The main body of the League was composed of 150 members, 118 from British Punjab and 32 from the Sikh states. Sardar Raghblr Singh Sandharivalia of Raja Sarisi was elected president and Sardar Baldev Singh, M.L.A. (later Defence Minister of India), Col Raghblr Singh of Patiala and Sardar Bahadur Ranjit Singh of Delhi vice-presidents.
Among other office bearers and those closely associated with the League were Sardar Beant Singh of Gurdaspur (secretary), Malik Mukhbain Singh, a judge of the Sikh Gurdwaras Tribunal, joint secretary, Sardar Kartar Singh Diwana propaganda secretary, Sardar Joginder Singh Man, Sardar Jaswant Singh Danevalia, Malik Hardit Singh, Sir Jogendra Singh, Sir Datar Singh and Bhai Shubhsher Singh, Rais of Arnauli.
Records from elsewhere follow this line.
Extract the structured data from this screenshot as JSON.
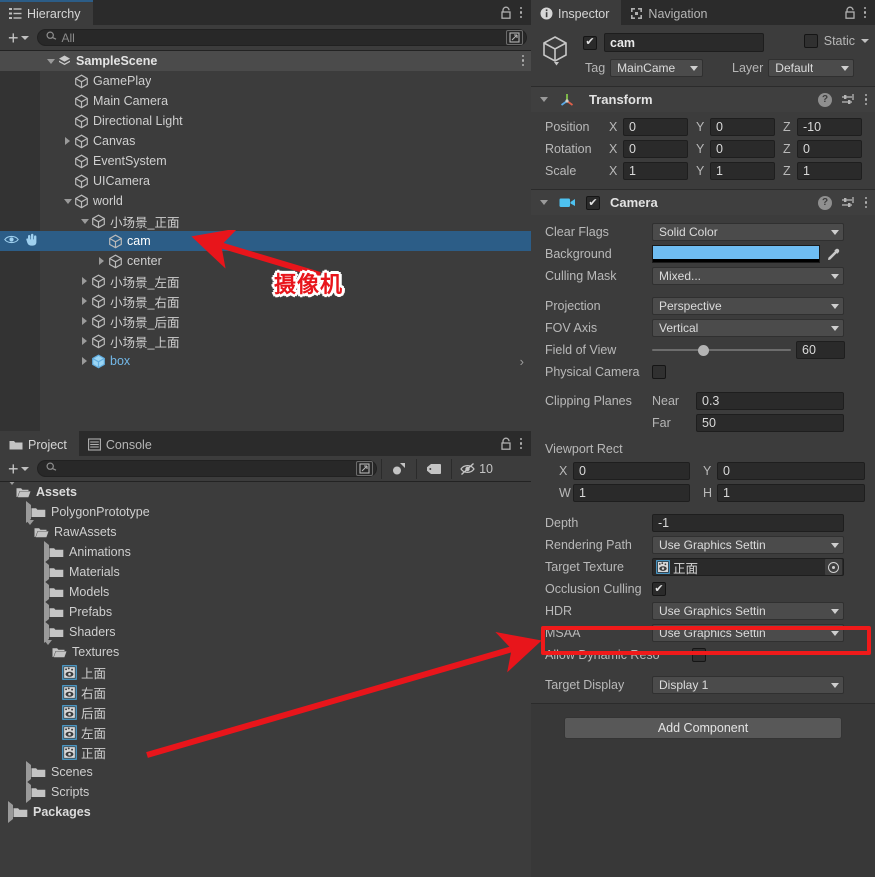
{
  "hierarchy": {
    "tab_label": "Hierarchy",
    "tab_icon": "hierarchy-icon",
    "search_placeholder": "All",
    "search_value": "All",
    "add_label": "+",
    "rows": [
      {
        "label": "SampleScene",
        "indent": 1,
        "twist": "down",
        "icon": "scene-icon",
        "kind": "scene"
      },
      {
        "label": "GamePlay",
        "indent": 2,
        "twist": "none",
        "icon": "gameobject-cube-icon",
        "kind": "go"
      },
      {
        "label": "Main Camera",
        "indent": 2,
        "twist": "none",
        "icon": "gameobject-cube-icon",
        "kind": "go"
      },
      {
        "label": "Directional Light",
        "indent": 2,
        "twist": "none",
        "icon": "gameobject-cube-icon",
        "kind": "go"
      },
      {
        "label": "Canvas",
        "indent": 2,
        "twist": "right",
        "icon": "gameobject-cube-icon",
        "kind": "go"
      },
      {
        "label": "EventSystem",
        "indent": 2,
        "twist": "none",
        "icon": "gameobject-cube-icon",
        "kind": "go"
      },
      {
        "label": "UICamera",
        "indent": 2,
        "twist": "none",
        "icon": "gameobject-cube-icon",
        "kind": "go"
      },
      {
        "label": "world",
        "indent": 2,
        "twist": "down",
        "icon": "gameobject-cube-icon",
        "kind": "go"
      },
      {
        "label": "小场景_正面",
        "indent": 3,
        "twist": "down",
        "icon": "gameobject-cube-icon",
        "kind": "go"
      },
      {
        "label": "cam",
        "indent": 4,
        "twist": "none",
        "icon": "gameobject-cube-icon",
        "kind": "selected"
      },
      {
        "label": "center",
        "indent": 4,
        "twist": "right",
        "icon": "gameobject-cube-icon",
        "kind": "go"
      },
      {
        "label": "小场景_左面",
        "indent": 3,
        "twist": "right",
        "icon": "gameobject-cube-icon",
        "kind": "go"
      },
      {
        "label": "小场景_右面",
        "indent": 3,
        "twist": "right",
        "icon": "gameobject-cube-icon",
        "kind": "go"
      },
      {
        "label": "小场景_后面",
        "indent": 3,
        "twist": "right",
        "icon": "gameobject-cube-icon",
        "kind": "go"
      },
      {
        "label": "小场景_上面",
        "indent": 3,
        "twist": "right",
        "icon": "gameobject-cube-icon",
        "kind": "go"
      },
      {
        "label": "box",
        "indent": 3,
        "twist": "right",
        "icon": "prefab-cube-icon",
        "kind": "prefab"
      }
    ]
  },
  "inspector": {
    "tabs": [
      {
        "label": "Inspector",
        "icon": "info-icon",
        "active": true
      },
      {
        "label": "Navigation",
        "icon": "navigation-icon",
        "active": false
      }
    ],
    "object": {
      "enabled": true,
      "name": "cam",
      "static_label": "Static",
      "static_checked": false,
      "tag_label": "Tag",
      "tag_value": "MainCame",
      "layer_label": "Layer",
      "layer_value": "Default"
    },
    "transform": {
      "title": "Transform",
      "rows": [
        {
          "label": "Position",
          "x": "0",
          "y": "0",
          "z": "-10"
        },
        {
          "label": "Rotation",
          "x": "0",
          "y": "0",
          "z": "0"
        },
        {
          "label": "Scale",
          "x": "1",
          "y": "1",
          "z": "1"
        }
      ]
    },
    "camera": {
      "title": "Camera",
      "enabled": true,
      "clear_flags_label": "Clear Flags",
      "clear_flags_value": "Solid Color",
      "background_label": "Background",
      "background_color": "#6fbdf2",
      "culling_mask_label": "Culling Mask",
      "culling_mask_value": "Mixed...",
      "projection_label": "Projection",
      "projection_value": "Perspective",
      "fov_axis_label": "FOV Axis",
      "fov_axis_value": "Vertical",
      "field_of_view_label": "Field of View",
      "field_of_view_value": "60",
      "field_of_view_pct": 33,
      "physical_camera_label": "Physical Camera",
      "physical_camera_checked": false,
      "clipping_planes_label": "Clipping Planes",
      "near_label": "Near",
      "near_value": "0.3",
      "far_label": "Far",
      "far_value": "50",
      "viewport_rect_label": "Viewport Rect",
      "viewport_x": "0",
      "viewport_y": "0",
      "viewport_w": "1",
      "viewport_h": "1",
      "depth_label": "Depth",
      "depth_value": "-1",
      "rendering_path_label": "Rendering Path",
      "rendering_path_value": "Use Graphics Settin",
      "target_texture_label": "Target Texture",
      "target_texture_value": "正面",
      "occlusion_culling_label": "Occlusion Culling",
      "occlusion_culling_checked": true,
      "hdr_label": "HDR",
      "hdr_value": "Use Graphics Settin",
      "msaa_label": "MSAA",
      "msaa_value": "Use Graphics Settin",
      "allow_dynamic_label": "Allow Dynamic Reso",
      "allow_dynamic_checked": false,
      "target_display_label": "Target Display",
      "target_display_value": "Display 1"
    },
    "add_component_label": "Add Component"
  },
  "project": {
    "tabs": [
      {
        "label": "Project",
        "icon": "folder-icon",
        "active": true
      },
      {
        "label": "Console",
        "icon": "console-icon",
        "active": false
      }
    ],
    "search_value": "",
    "search_placeholder": "",
    "hidden_count": "10",
    "rows": [
      {
        "label": "Assets",
        "indent": 0,
        "twist": "down",
        "icon": "folder-open-icon",
        "bold": true
      },
      {
        "label": "PolygonPrototype",
        "indent": 1,
        "twist": "right",
        "icon": "folder-icon",
        "bold": false
      },
      {
        "label": "RawAssets",
        "indent": 1,
        "twist": "down",
        "icon": "folder-open-icon",
        "bold": false
      },
      {
        "label": "Animations",
        "indent": 2,
        "twist": "right",
        "icon": "folder-icon",
        "bold": false
      },
      {
        "label": "Materials",
        "indent": 2,
        "twist": "right",
        "icon": "folder-icon",
        "bold": false
      },
      {
        "label": "Models",
        "indent": 2,
        "twist": "right",
        "icon": "folder-icon",
        "bold": false
      },
      {
        "label": "Prefabs",
        "indent": 2,
        "twist": "right",
        "icon": "folder-icon",
        "bold": false
      },
      {
        "label": "Shaders",
        "indent": 2,
        "twist": "right",
        "icon": "folder-icon",
        "bold": false
      },
      {
        "label": "Textures",
        "indent": 2,
        "twist": "down",
        "icon": "folder-open-icon",
        "bold": false
      },
      {
        "label": "上面",
        "indent": 3,
        "twist": "none",
        "icon": "render-texture-icon",
        "bold": false
      },
      {
        "label": "右面",
        "indent": 3,
        "twist": "none",
        "icon": "render-texture-icon",
        "bold": false
      },
      {
        "label": "后面",
        "indent": 3,
        "twist": "none",
        "icon": "render-texture-icon",
        "bold": false
      },
      {
        "label": "左面",
        "indent": 3,
        "twist": "none",
        "icon": "render-texture-icon",
        "bold": false
      },
      {
        "label": "正面",
        "indent": 3,
        "twist": "none",
        "icon": "render-texture-icon",
        "bold": false
      },
      {
        "label": "Scenes",
        "indent": 1,
        "twist": "right",
        "icon": "folder-icon",
        "bold": false
      },
      {
        "label": "Scripts",
        "indent": 1,
        "twist": "right",
        "icon": "folder-icon",
        "bold": false
      },
      {
        "label": "Packages",
        "indent": 0,
        "twist": "right",
        "icon": "folder-icon",
        "bold": true
      }
    ]
  },
  "annotations": {
    "camera_callout": "摄像机",
    "arrow_color": "#e8151b",
    "highlight_color": "#f01a1a"
  }
}
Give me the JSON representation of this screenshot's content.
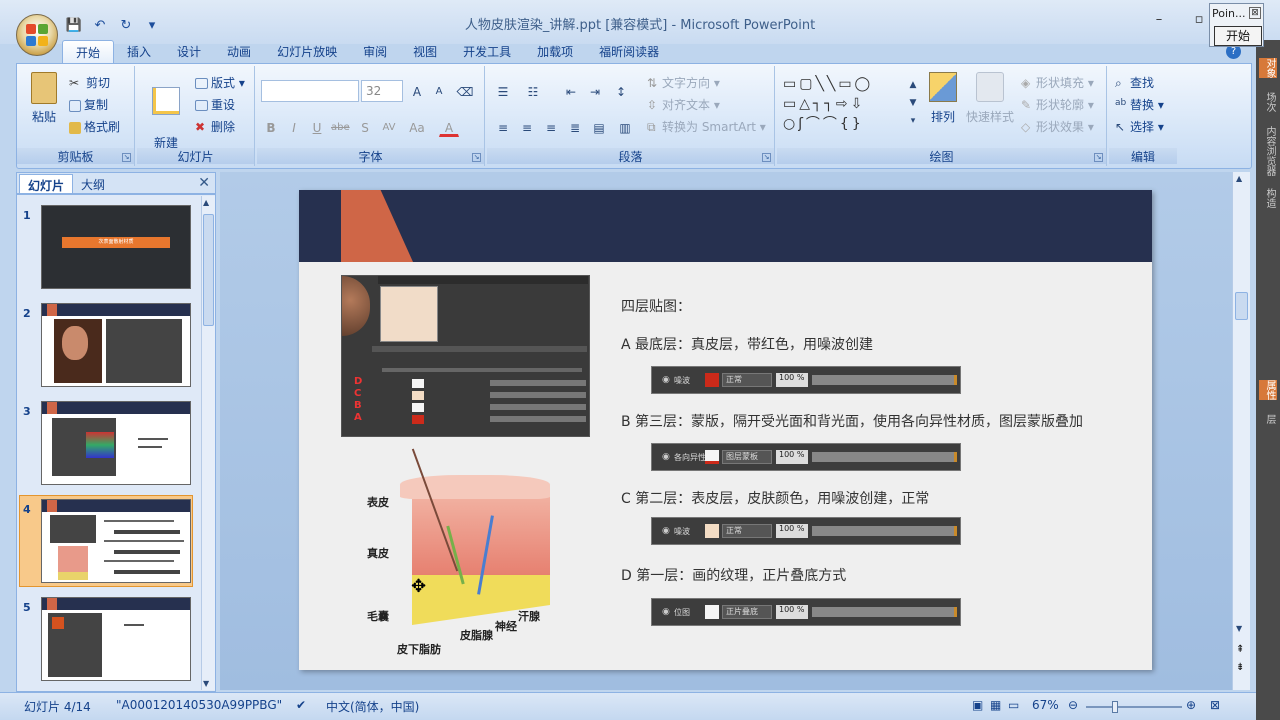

The League set up 22 branches in the districts of Karnal, Hissar, Ambala, Ludhiana, Jalandhar, Hoshiarpur, Firozpur, Amritsar, Lahore, Gurdaspur, Siakot, Sheikhupura, Gujrariwala, Sargodha, Gujrat, Jehlum, Rawalpindi, Multan, Muzaffarabad, Montgomery and Lyallpur in the Punjab, and Peshawar in the North-West Frontier Province.
An extensive campaign was launched across the Punjab to rally Sikh youths to join the defence forces. Representations were made to the government to encourage the Sikh intake. Pre-cadet training classes were started for college students at Khalsa College at Amritsar and Mohindra College at Patiala, which enabled a large number of young Sikhs to qualify for entry into o the army as commissioned officers. With the end of War in 1945 ended the work of the League, and it ceased to function after November 1946.
1. . Harbans Singh, The Heritage of the Sikhs. Delhi, 1983
2. Khu.shwant Singh, A History of the Sikhi, vol. II. Prim-eton, 1966